Data entries:
===
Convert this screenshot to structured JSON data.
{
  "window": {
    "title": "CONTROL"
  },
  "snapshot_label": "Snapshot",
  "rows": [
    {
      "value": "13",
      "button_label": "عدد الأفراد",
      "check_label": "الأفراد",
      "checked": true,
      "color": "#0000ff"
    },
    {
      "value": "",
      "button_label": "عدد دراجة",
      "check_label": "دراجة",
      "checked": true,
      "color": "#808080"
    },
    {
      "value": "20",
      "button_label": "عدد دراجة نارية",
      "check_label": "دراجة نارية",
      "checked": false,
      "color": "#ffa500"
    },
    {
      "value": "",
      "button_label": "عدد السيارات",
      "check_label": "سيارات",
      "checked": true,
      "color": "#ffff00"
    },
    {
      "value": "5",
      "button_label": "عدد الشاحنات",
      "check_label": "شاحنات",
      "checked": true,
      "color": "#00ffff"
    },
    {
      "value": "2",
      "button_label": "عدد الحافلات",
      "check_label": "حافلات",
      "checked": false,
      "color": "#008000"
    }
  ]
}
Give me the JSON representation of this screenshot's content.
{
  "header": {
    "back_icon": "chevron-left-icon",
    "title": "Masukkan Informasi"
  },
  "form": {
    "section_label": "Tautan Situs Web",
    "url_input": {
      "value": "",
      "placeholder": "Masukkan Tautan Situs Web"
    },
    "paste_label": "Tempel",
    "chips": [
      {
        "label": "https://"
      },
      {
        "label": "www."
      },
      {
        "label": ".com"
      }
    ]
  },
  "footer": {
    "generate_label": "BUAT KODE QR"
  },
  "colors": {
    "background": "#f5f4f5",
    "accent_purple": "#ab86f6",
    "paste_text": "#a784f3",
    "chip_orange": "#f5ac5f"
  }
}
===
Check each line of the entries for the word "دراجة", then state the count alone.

__Solution to the problem__: 4